BEGIN Provided information

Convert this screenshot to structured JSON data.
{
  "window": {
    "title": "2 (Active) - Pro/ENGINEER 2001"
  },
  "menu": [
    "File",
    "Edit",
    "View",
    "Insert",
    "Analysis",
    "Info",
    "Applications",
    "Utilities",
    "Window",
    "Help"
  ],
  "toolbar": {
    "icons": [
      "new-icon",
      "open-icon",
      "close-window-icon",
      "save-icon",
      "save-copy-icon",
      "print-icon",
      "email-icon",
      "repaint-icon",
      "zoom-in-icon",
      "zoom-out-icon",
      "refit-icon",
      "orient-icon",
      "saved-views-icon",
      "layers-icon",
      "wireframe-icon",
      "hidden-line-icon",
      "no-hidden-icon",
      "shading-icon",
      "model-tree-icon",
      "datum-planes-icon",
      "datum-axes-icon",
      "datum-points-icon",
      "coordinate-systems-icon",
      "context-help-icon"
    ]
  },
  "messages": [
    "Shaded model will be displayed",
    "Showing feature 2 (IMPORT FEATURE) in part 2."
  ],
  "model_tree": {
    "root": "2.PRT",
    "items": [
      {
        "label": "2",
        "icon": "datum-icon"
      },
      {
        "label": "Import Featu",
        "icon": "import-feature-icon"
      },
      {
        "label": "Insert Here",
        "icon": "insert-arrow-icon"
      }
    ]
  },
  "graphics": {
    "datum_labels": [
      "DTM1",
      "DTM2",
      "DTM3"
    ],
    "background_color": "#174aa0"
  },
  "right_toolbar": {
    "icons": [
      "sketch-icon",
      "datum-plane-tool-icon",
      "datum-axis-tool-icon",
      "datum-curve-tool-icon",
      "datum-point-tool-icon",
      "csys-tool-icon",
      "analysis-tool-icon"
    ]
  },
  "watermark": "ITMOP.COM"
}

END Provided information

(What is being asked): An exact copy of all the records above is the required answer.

(Exercise response):
Convert this screenshot to structured JSON data.
{
  "window": {
    "title": "2 (Active) - Pro/ENGINEER 2001"
  },
  "menu": [
    "File",
    "Edit",
    "View",
    "Insert",
    "Analysis",
    "Info",
    "Applications",
    "Utilities",
    "Window",
    "Help"
  ],
  "toolbar": {
    "icons": [
      "new-icon",
      "open-icon",
      "close-window-icon",
      "save-icon",
      "save-copy-icon",
      "print-icon",
      "email-icon",
      "repaint-icon",
      "zoom-in-icon",
      "zoom-out-icon",
      "refit-icon",
      "orient-icon",
      "saved-views-icon",
      "layers-icon",
      "wireframe-icon",
      "hidden-line-icon",
      "no-hidden-icon",
      "shading-icon",
      "model-tree-icon",
      "datum-planes-icon",
      "datum-axes-icon",
      "datum-points-icon",
      "coordinate-systems-icon",
      "context-help-icon"
    ]
  },
  "messages": [
    "Shaded model will be displayed",
    "Showing feature 2 (IMPORT FEATURE) in part 2."
  ],
  "model_tree": {
    "root": "2.PRT",
    "items": [
      {
        "label": "2",
        "icon": "datum-icon"
      },
      {
        "label": "Import Featu",
        "icon": "import-feature-icon"
      },
      {
        "label": "Insert Here",
        "icon": "insert-arrow-icon"
      }
    ]
  },
  "graphics": {
    "datum_labels": [
      "DTM1",
      "DTM2",
      "DTM3"
    ],
    "background_color": "#174aa0"
  },
  "right_toolbar": {
    "icons": [
      "sketch-icon",
      "datum-plane-tool-icon",
      "datum-axis-tool-icon",
      "datum-curve-tool-icon",
      "datum-point-tool-icon",
      "csys-tool-icon",
      "analysis-tool-icon"
    ]
  },
  "watermark": "ITMOP.COM"
}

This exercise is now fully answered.